[Entries shown — start]
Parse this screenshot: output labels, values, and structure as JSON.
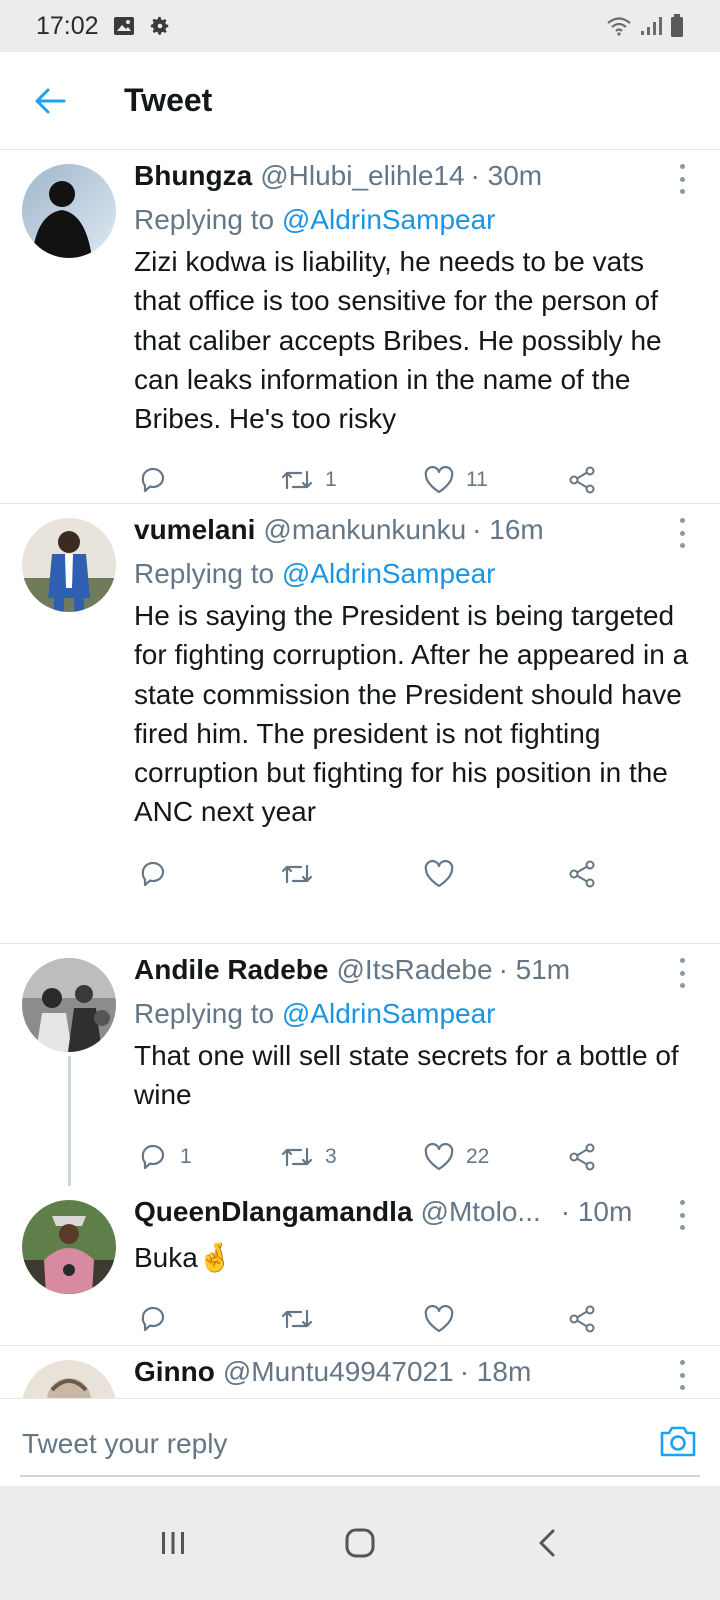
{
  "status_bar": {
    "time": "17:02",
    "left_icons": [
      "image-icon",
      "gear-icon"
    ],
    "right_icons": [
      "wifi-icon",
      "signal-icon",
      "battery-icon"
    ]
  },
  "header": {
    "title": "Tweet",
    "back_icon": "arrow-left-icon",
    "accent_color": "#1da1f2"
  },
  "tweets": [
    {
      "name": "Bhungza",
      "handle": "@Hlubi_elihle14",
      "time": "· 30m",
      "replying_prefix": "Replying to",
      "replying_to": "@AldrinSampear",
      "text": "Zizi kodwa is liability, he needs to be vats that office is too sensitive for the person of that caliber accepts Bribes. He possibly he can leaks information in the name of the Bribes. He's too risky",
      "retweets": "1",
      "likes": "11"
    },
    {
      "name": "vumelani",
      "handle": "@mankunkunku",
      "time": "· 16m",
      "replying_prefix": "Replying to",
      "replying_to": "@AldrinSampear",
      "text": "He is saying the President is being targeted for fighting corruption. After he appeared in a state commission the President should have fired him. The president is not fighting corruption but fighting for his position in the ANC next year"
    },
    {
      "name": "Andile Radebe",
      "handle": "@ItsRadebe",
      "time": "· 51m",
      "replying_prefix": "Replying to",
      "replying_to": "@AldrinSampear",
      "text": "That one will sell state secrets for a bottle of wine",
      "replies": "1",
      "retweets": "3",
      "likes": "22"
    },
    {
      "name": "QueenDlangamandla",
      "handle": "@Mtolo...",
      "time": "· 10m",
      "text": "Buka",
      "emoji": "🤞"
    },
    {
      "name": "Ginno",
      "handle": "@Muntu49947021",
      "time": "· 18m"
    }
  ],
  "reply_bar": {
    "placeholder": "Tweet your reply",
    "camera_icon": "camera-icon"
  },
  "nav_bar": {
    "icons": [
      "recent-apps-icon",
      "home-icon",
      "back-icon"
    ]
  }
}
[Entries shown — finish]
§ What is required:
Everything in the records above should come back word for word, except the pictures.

§ Written response:
Parse this screenshot: output labels, values, and structure as JSON.
{
  "status_bar": {
    "time": "17:02",
    "left_icons": [
      "image-icon",
      "gear-icon"
    ],
    "right_icons": [
      "wifi-icon",
      "signal-icon",
      "battery-icon"
    ]
  },
  "header": {
    "title": "Tweet",
    "back_icon": "arrow-left-icon",
    "accent_color": "#1da1f2"
  },
  "tweets": [
    {
      "name": "Bhungza",
      "handle": "@Hlubi_elihle14",
      "time": "· 30m",
      "replying_prefix": "Replying to",
      "replying_to": "@AldrinSampear",
      "text": "Zizi kodwa is liability, he needs to be vats that office is too sensitive for the person of that caliber accepts Bribes. He possibly he can leaks information in the name of the Bribes. He's too risky",
      "retweets": "1",
      "likes": "11"
    },
    {
      "name": "vumelani",
      "handle": "@mankunkunku",
      "time": "· 16m",
      "replying_prefix": "Replying to",
      "replying_to": "@AldrinSampear",
      "text": "He is saying the President is being targeted for fighting corruption. After he appeared in a state commission the President should have fired him. The president is not fighting corruption but fighting for his position in the ANC next year"
    },
    {
      "name": "Andile Radebe",
      "handle": "@ItsRadebe",
      "time": "· 51m",
      "replying_prefix": "Replying to",
      "replying_to": "@AldrinSampear",
      "text": "That one will sell state secrets for a bottle of wine",
      "replies": "1",
      "retweets": "3",
      "likes": "22"
    },
    {
      "name": "QueenDlangamandla",
      "handle": "@Mtolo...",
      "time": "· 10m",
      "text": "Buka",
      "emoji": "🤞"
    },
    {
      "name": "Ginno",
      "handle": "@Muntu49947021",
      "time": "· 18m"
    }
  ],
  "reply_bar": {
    "placeholder": "Tweet your reply",
    "camera_icon": "camera-icon"
  },
  "nav_bar": {
    "icons": [
      "recent-apps-icon",
      "home-icon",
      "back-icon"
    ]
  }
}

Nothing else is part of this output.